The operation of the above amplifier is as follows: At the start of a cycle the voltage equalization circuitry is activated such that the two input/output terminals are essentially equalized in potential. Essentially concurrently the sources of the cross coupled pair are set in potential to a value which is essentially equal to that of the input/output terminals. The circuitry utilized to establish the initial conditions is now deactivated. Next, a "1" or a "0" input signal, typically the read out of a memory cell of a dynamic random access memory (RAM) is applied to one input/output terminal and a reference signal having a potential level midway between a "1" and "0" is applied to the other input/output terminal. This causes an imbalance in the potentials of the two input/output terminals. Next, a conduction path is established such that one of the transistors of the cross coupled pair can conduct and discharge the input/output terminal coupled thereto. The conduction through one of the transistors of the cross coupled pair further increases the differential potential between the two input/output terminals and thus effectively latches up the cross coupled pair. Next, a voltage pulse is applied to the capacitor of each load-refresh device. If the input/output terminal initially was charged to a "1" level then the load-refresh circuit coupled thereto is turned on and that input/output terminal is charged to a "1" potential level plus one threshold voltage and not just to within one threshold voltage of the "1" level. This insures that a full "1" level is written back into the memory cell during refresh. If the input signal is a "0", then the associated load-refresh circuit does not turn on and the "0" is maintained.

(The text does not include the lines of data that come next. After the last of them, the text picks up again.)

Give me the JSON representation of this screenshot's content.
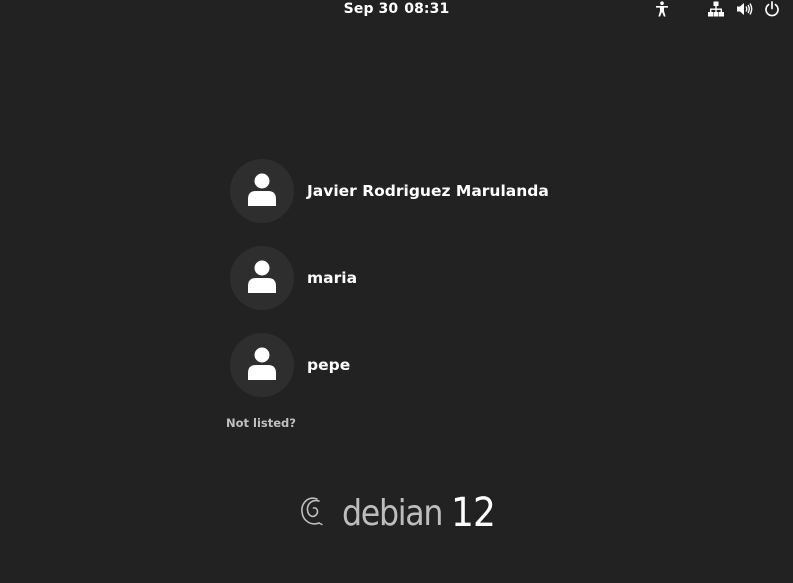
{
  "top_bar": {
    "date": "Sep 30",
    "time": "08:31",
    "icons": [
      "accessibility-icon",
      "network-icon",
      "volume-icon",
      "power-icon"
    ]
  },
  "users": [
    {
      "name": "Javier Rodriguez Marulanda",
      "avatar_icon": "user-icon"
    },
    {
      "name": "maria",
      "avatar_icon": "user-icon"
    },
    {
      "name": "pepe",
      "avatar_icon": "user-icon"
    }
  ],
  "not_listed_label": "Not listed?",
  "branding": {
    "word": "debian",
    "version": "12",
    "logo_icon": "debian-swirl-icon"
  },
  "colors": {
    "background": "#222222",
    "avatar_bg": "#2e2e2e",
    "text": "#ffffff",
    "muted_text": "#c0c0c0"
  }
}
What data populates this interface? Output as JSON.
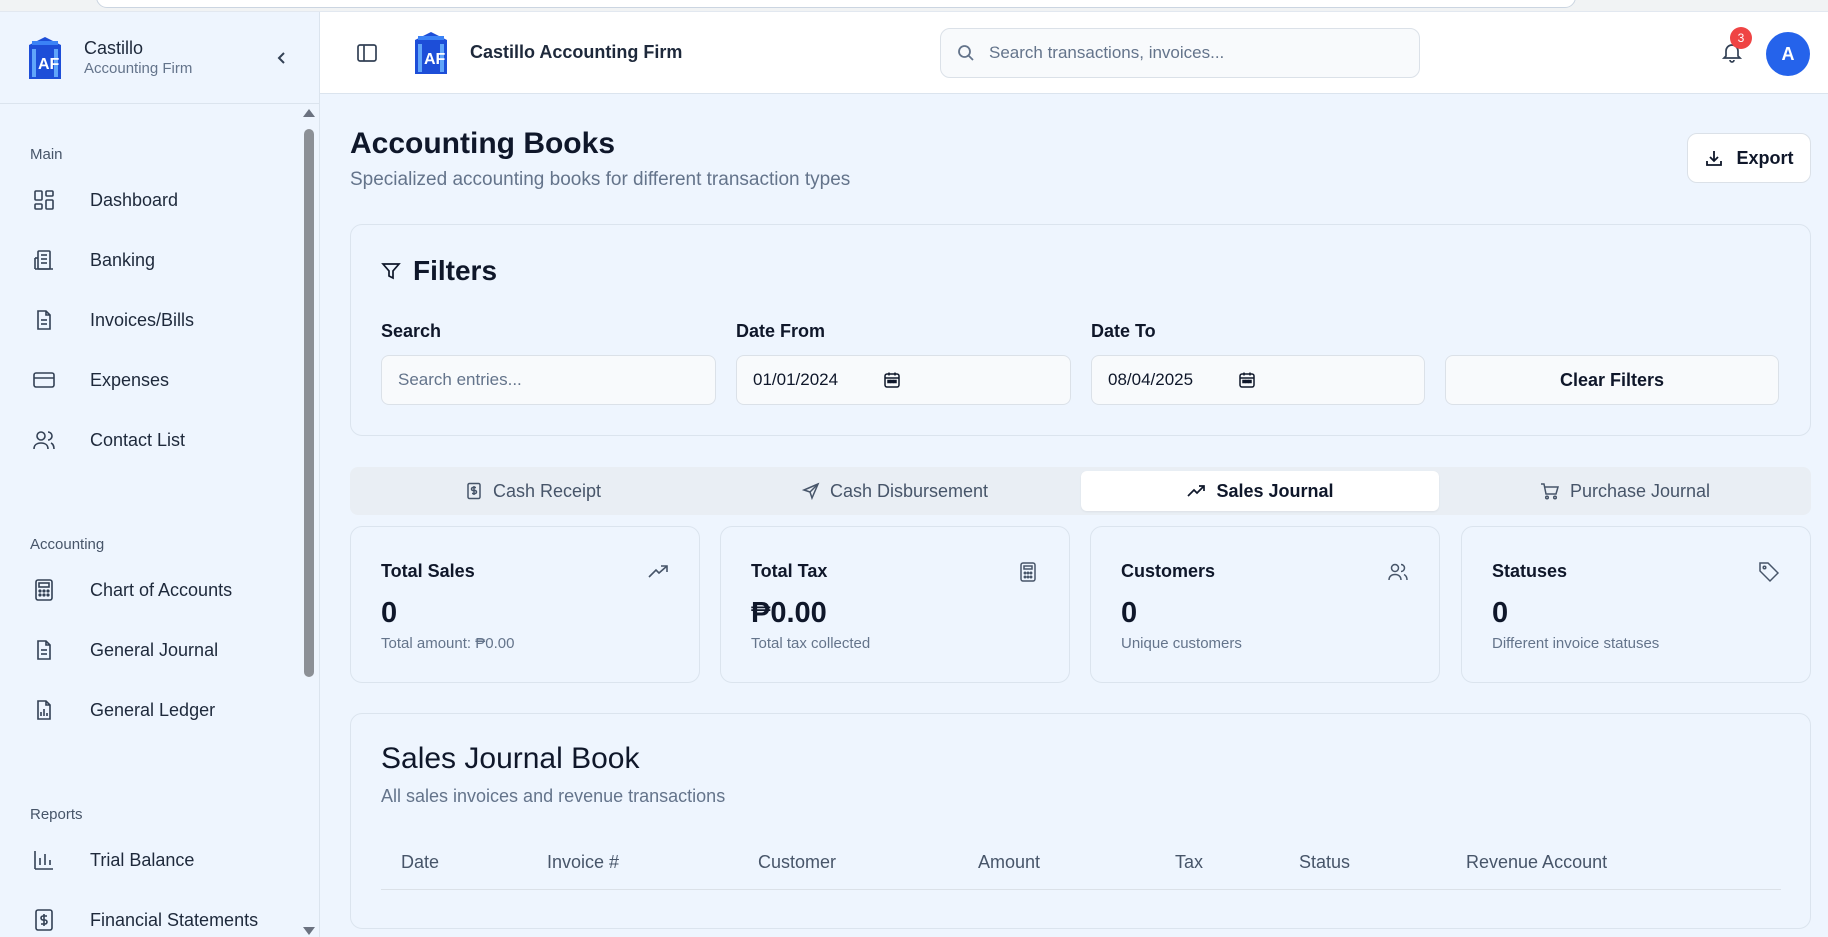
{
  "app": {
    "brand_name": "Castillo",
    "brand_sub": "Accounting Firm",
    "header_title": "Castillo Accounting Firm",
    "search_placeholder": "Search transactions, invoices...",
    "notification_count": "3",
    "avatar_initial": "A",
    "accent_color": "#2563eb"
  },
  "sidebar": {
    "sections": [
      {
        "title": "Main",
        "items": [
          {
            "label": "Dashboard",
            "icon": "dashboard-grid-icon"
          },
          {
            "label": "Banking",
            "icon": "bank-building-icon"
          },
          {
            "label": "Invoices/Bills",
            "icon": "document-icon"
          },
          {
            "label": "Expenses",
            "icon": "credit-card-icon"
          },
          {
            "label": "Contact List",
            "icon": "users-icon"
          }
        ]
      },
      {
        "title": "Accounting",
        "items": [
          {
            "label": "Chart of Accounts",
            "icon": "calculator-icon"
          },
          {
            "label": "General Journal",
            "icon": "document-icon"
          },
          {
            "label": "General Ledger",
            "icon": "file-chart-icon"
          }
        ]
      },
      {
        "title": "Reports",
        "items": [
          {
            "label": "Trial Balance",
            "icon": "bar-chart-icon"
          },
          {
            "label": "Financial Statements",
            "icon": "dollar-receipt-icon"
          }
        ]
      }
    ]
  },
  "page": {
    "title": "Accounting Books",
    "subtitle": "Specialized accounting books for different transaction types",
    "export_label": "Export"
  },
  "filters": {
    "title": "Filters",
    "search_label": "Search",
    "search_placeholder": "Search entries...",
    "date_from_label": "Date From",
    "date_from_value": "01/01/2024",
    "date_to_label": "Date To",
    "date_to_value": "08/04/2025",
    "clear_label": "Clear Filters"
  },
  "tabs": [
    {
      "label": "Cash Receipt",
      "active": false
    },
    {
      "label": "Cash Disbursement",
      "active": false
    },
    {
      "label": "Sales Journal",
      "active": true
    },
    {
      "label": "Purchase Journal",
      "active": false
    }
  ],
  "stats": [
    {
      "title": "Total Sales",
      "value": "0",
      "note": "Total amount: ₱0.00",
      "icon": "trending-up-icon"
    },
    {
      "title": "Total Tax",
      "value": "₱0.00",
      "note": "Total tax collected",
      "icon": "calculator-icon"
    },
    {
      "title": "Customers",
      "value": "0",
      "note": "Unique customers",
      "icon": "users-icon"
    },
    {
      "title": "Statuses",
      "value": "0",
      "note": "Different invoice statuses",
      "icon": "tag-icon"
    }
  ],
  "journal": {
    "title": "Sales Journal Book",
    "subtitle": "All sales invoices and revenue transactions",
    "columns": [
      "Date",
      "Invoice #",
      "Customer",
      "Amount",
      "Tax",
      "Status",
      "Revenue Account"
    ]
  }
}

The load-refresh devices can be located essentially anywhere on the bit lines of a RAM and therefore considerable layout design flexibility exists. In addition, the silicon area necessary for the implementation of the sense-refresh detector amplifier is relatively small. This facilitates a reduction in the size of the RAMs which utilize the present invention. In addition, at the end of each cycle of operation of the sense-refresh detector amplifier no dc paths exist and during a cycle only transient conduction occurs. Accordingly, power dissipation is kept relatively low.
These and other features of the invention will be better understood from a consideration of the following detailed description taken in conjunction with the following drawings.